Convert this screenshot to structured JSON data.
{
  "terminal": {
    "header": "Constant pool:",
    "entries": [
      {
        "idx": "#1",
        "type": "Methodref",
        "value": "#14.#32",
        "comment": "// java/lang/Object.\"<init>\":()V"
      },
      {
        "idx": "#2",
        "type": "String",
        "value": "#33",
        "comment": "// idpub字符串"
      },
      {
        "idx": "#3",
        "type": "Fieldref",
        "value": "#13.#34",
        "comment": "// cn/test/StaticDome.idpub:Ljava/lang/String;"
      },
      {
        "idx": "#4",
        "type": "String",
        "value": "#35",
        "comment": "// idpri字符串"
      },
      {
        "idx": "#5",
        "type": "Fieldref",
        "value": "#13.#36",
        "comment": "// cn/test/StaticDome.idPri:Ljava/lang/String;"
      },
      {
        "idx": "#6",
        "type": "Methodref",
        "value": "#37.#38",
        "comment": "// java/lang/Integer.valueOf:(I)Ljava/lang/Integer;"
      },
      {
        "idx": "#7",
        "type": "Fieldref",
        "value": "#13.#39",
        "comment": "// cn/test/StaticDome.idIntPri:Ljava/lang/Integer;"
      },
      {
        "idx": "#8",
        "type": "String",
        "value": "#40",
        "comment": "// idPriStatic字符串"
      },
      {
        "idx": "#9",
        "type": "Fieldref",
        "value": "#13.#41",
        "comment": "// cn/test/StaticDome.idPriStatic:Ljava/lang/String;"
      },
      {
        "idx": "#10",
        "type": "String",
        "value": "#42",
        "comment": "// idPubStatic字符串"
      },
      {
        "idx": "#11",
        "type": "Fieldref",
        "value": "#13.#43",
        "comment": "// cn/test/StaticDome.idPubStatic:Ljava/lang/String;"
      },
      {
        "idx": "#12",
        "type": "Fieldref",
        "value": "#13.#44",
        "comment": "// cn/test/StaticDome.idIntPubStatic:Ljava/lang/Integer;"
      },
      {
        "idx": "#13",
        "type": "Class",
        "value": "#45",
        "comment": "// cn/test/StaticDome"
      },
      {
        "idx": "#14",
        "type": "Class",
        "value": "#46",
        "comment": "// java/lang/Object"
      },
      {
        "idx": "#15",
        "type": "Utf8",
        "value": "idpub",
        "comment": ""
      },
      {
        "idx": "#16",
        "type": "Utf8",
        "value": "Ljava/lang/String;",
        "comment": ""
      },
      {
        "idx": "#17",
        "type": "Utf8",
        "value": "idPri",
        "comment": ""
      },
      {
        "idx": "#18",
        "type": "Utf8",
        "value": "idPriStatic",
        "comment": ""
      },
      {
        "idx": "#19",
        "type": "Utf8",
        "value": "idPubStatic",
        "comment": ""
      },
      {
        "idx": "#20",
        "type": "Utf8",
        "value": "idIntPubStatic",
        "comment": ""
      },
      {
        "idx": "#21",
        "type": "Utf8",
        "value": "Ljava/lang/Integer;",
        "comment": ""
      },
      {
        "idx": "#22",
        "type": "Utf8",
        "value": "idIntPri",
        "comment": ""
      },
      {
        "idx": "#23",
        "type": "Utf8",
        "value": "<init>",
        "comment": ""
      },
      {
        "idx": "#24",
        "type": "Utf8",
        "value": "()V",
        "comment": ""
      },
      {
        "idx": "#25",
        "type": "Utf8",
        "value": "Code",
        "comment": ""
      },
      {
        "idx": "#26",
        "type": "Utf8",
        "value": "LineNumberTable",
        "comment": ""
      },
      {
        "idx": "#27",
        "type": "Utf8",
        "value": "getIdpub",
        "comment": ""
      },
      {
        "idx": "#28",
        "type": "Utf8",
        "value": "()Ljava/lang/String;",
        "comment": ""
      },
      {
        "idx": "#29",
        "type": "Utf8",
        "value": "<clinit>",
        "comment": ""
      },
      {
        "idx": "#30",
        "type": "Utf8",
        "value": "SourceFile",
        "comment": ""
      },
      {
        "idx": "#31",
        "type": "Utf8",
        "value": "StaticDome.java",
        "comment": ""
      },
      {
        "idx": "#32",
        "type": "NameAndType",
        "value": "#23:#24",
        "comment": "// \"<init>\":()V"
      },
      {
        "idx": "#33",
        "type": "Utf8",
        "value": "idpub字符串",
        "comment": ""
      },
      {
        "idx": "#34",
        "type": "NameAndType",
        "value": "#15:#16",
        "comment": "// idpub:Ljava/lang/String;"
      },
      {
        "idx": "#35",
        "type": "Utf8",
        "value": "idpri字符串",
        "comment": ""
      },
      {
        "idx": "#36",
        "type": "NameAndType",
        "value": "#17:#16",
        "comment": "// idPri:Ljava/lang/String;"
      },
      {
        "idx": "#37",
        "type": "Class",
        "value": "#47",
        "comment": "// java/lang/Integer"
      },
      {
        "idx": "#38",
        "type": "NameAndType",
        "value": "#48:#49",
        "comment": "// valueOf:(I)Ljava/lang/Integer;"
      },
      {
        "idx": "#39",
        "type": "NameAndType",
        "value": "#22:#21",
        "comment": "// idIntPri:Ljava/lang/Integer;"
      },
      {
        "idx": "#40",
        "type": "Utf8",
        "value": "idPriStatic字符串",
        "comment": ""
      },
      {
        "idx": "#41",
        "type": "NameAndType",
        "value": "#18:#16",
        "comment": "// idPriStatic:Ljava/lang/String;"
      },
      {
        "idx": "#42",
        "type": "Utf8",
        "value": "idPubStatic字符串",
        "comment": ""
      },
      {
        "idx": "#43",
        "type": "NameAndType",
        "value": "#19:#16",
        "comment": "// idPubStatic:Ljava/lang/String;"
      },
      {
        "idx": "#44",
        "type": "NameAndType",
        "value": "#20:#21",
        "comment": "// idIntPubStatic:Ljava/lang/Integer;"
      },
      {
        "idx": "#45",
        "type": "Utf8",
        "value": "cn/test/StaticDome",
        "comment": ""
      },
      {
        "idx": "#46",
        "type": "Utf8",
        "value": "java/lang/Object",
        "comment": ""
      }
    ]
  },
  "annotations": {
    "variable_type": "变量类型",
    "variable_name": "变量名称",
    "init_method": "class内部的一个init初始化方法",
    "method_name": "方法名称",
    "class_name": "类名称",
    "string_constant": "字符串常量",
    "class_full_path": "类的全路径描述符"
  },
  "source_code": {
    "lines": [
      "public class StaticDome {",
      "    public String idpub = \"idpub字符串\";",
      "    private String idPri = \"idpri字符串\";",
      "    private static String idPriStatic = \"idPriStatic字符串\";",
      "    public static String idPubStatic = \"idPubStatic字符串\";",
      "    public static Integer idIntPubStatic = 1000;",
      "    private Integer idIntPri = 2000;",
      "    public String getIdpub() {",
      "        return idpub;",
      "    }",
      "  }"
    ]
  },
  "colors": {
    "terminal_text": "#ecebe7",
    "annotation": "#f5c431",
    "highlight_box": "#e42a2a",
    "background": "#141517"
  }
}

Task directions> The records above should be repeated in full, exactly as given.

Reply to the exercise>
Convert this screenshot to structured JSON data.
{
  "terminal": {
    "header": "Constant pool:",
    "entries": [
      {
        "idx": "#1",
        "type": "Methodref",
        "value": "#14.#32",
        "comment": "// java/lang/Object.\"<init>\":()V"
      },
      {
        "idx": "#2",
        "type": "String",
        "value": "#33",
        "comment": "// idpub字符串"
      },
      {
        "idx": "#3",
        "type": "Fieldref",
        "value": "#13.#34",
        "comment": "// cn/test/StaticDome.idpub:Ljava/lang/String;"
      },
      {
        "idx": "#4",
        "type": "String",
        "value": "#35",
        "comment": "// idpri字符串"
      },
      {
        "idx": "#5",
        "type": "Fieldref",
        "value": "#13.#36",
        "comment": "// cn/test/StaticDome.idPri:Ljava/lang/String;"
      },
      {
        "idx": "#6",
        "type": "Methodref",
        "value": "#37.#38",
        "comment": "// java/lang/Integer.valueOf:(I)Ljava/lang/Integer;"
      },
      {
        "idx": "#7",
        "type": "Fieldref",
        "value": "#13.#39",
        "comment": "// cn/test/StaticDome.idIntPri:Ljava/lang/Integer;"
      },
      {
        "idx": "#8",
        "type": "String",
        "value": "#40",
        "comment": "// idPriStatic字符串"
      },
      {
        "idx": "#9",
        "type": "Fieldref",
        "value": "#13.#41",
        "comment": "// cn/test/StaticDome.idPriStatic:Ljava/lang/String;"
      },
      {
        "idx": "#10",
        "type": "String",
        "value": "#42",
        "comment": "// idPubStatic字符串"
      },
      {
        "idx": "#11",
        "type": "Fieldref",
        "value": "#13.#43",
        "comment": "// cn/test/StaticDome.idPubStatic:Ljava/lang/String;"
      },
      {
        "idx": "#12",
        "type": "Fieldref",
        "value": "#13.#44",
        "comment": "// cn/test/StaticDome.idIntPubStatic:Ljava/lang/Integer;"
      },
      {
        "idx": "#13",
        "type": "Class",
        "value": "#45",
        "comment": "// cn/test/StaticDome"
      },
      {
        "idx": "#14",
        "type": "Class",
        "value": "#46",
        "comment": "// java/lang/Object"
      },
      {
        "idx": "#15",
        "type": "Utf8",
        "value": "idpub",
        "comment": ""
      },
      {
        "idx": "#16",
        "type": "Utf8",
        "value": "Ljava/lang/String;",
        "comment": ""
      },
      {
        "idx": "#17",
        "type": "Utf8",
        "value": "idPri",
        "comment": ""
      },
      {
        "idx": "#18",
        "type": "Utf8",
        "value": "idPriStatic",
        "comment": ""
      },
      {
        "idx": "#19",
        "type": "Utf8",
        "value": "idPubStatic",
        "comment": ""
      },
      {
        "idx": "#20",
        "type": "Utf8",
        "value": "idIntPubStatic",
        "comment": ""
      },
      {
        "idx": "#21",
        "type": "Utf8",
        "value": "Ljava/lang/Integer;",
        "comment": ""
      },
      {
        "idx": "#22",
        "type": "Utf8",
        "value": "idIntPri",
        "comment": ""
      },
      {
        "idx": "#23",
        "type": "Utf8",
        "value": "<init>",
        "comment": ""
      },
      {
        "idx": "#24",
        "type": "Utf8",
        "value": "()V",
        "comment": ""
      },
      {
        "idx": "#25",
        "type": "Utf8",
        "value": "Code",
        "comment": ""
      },
      {
        "idx": "#26",
        "type": "Utf8",
        "value": "LineNumberTable",
        "comment": ""
      },
      {
        "idx": "#27",
        "type": "Utf8",
        "value": "getIdpub",
        "comment": ""
      },
      {
        "idx": "#28",
        "type": "Utf8",
        "value": "()Ljava/lang/String;",
        "comment": ""
      },
      {
        "idx": "#29",
        "type": "Utf8",
        "value": "<clinit>",
        "comment": ""
      },
      {
        "idx": "#30",
        "type": "Utf8",
        "value": "SourceFile",
        "comment": ""
      },
      {
        "idx": "#31",
        "type": "Utf8",
        "value": "StaticDome.java",
        "comment": ""
      },
      {
        "idx": "#32",
        "type": "NameAndType",
        "value": "#23:#24",
        "comment": "// \"<init>\":()V"
      },
      {
        "idx": "#33",
        "type": "Utf8",
        "value": "idpub字符串",
        "comment": ""
      },
      {
        "idx": "#34",
        "type": "NameAndType",
        "value": "#15:#16",
        "comment": "// idpub:Ljava/lang/String;"
      },
      {
        "idx": "#35",
        "type": "Utf8",
        "value": "idpri字符串",
        "comment": ""
      },
      {
        "idx": "#36",
        "type": "NameAndType",
        "value": "#17:#16",
        "comment": "// idPri:Ljava/lang/String;"
      },
      {
        "idx": "#37",
        "type": "Class",
        "value": "#47",
        "comment": "// java/lang/Integer"
      },
      {
        "idx": "#38",
        "type": "NameAndType",
        "value": "#48:#49",
        "comment": "// valueOf:(I)Ljava/lang/Integer;"
      },
      {
        "idx": "#39",
        "type": "NameAndType",
        "value": "#22:#21",
        "comment": "// idIntPri:Ljava/lang/Integer;"
      },
      {
        "idx": "#40",
        "type": "Utf8",
        "value": "idPriStatic字符串",
        "comment": ""
      },
      {
        "idx": "#41",
        "type": "NameAndType",
        "value": "#18:#16",
        "comment": "// idPriStatic:Ljava/lang/String;"
      },
      {
        "idx": "#42",
        "type": "Utf8",
        "value": "idPubStatic字符串",
        "comment": ""
      },
      {
        "idx": "#43",
        "type": "NameAndType",
        "value": "#19:#16",
        "comment": "// idPubStatic:Ljava/lang/String;"
      },
      {
        "idx": "#44",
        "type": "NameAndType",
        "value": "#20:#21",
        "comment": "// idIntPubStatic:Ljava/lang/Integer;"
      },
      {
        "idx": "#45",
        "type": "Utf8",
        "value": "cn/test/StaticDome",
        "comment": ""
      },
      {
        "idx": "#46",
        "type": "Utf8",
        "value": "java/lang/Object",
        "comment": ""
      }
    ]
  },
  "annotations": {
    "variable_type": "变量类型",
    "variable_name": "变量名称",
    "init_method": "class内部的一个init初始化方法",
    "method_name": "方法名称",
    "class_name": "类名称",
    "string_constant": "字符串常量",
    "class_full_path": "类的全路径描述符"
  },
  "source_code": {
    "lines": [
      "public class StaticDome {",
      "    public String idpub = \"idpub字符串\";",
      "    private String idPri = \"idpri字符串\";",
      "    private static String idPriStatic = \"idPriStatic字符串\";",
      "    public static String idPubStatic = \"idPubStatic字符串\";",
      "    public static Integer idIntPubStatic = 1000;",
      "    private Integer idIntPri = 2000;",
      "    public String getIdpub() {",
      "        return idpub;",
      "    }",
      "  }"
    ]
  },
  "colors": {
    "terminal_text": "#ecebe7",
    "annotation": "#f5c431",
    "highlight_box": "#e42a2a",
    "background": "#141517"
  }
}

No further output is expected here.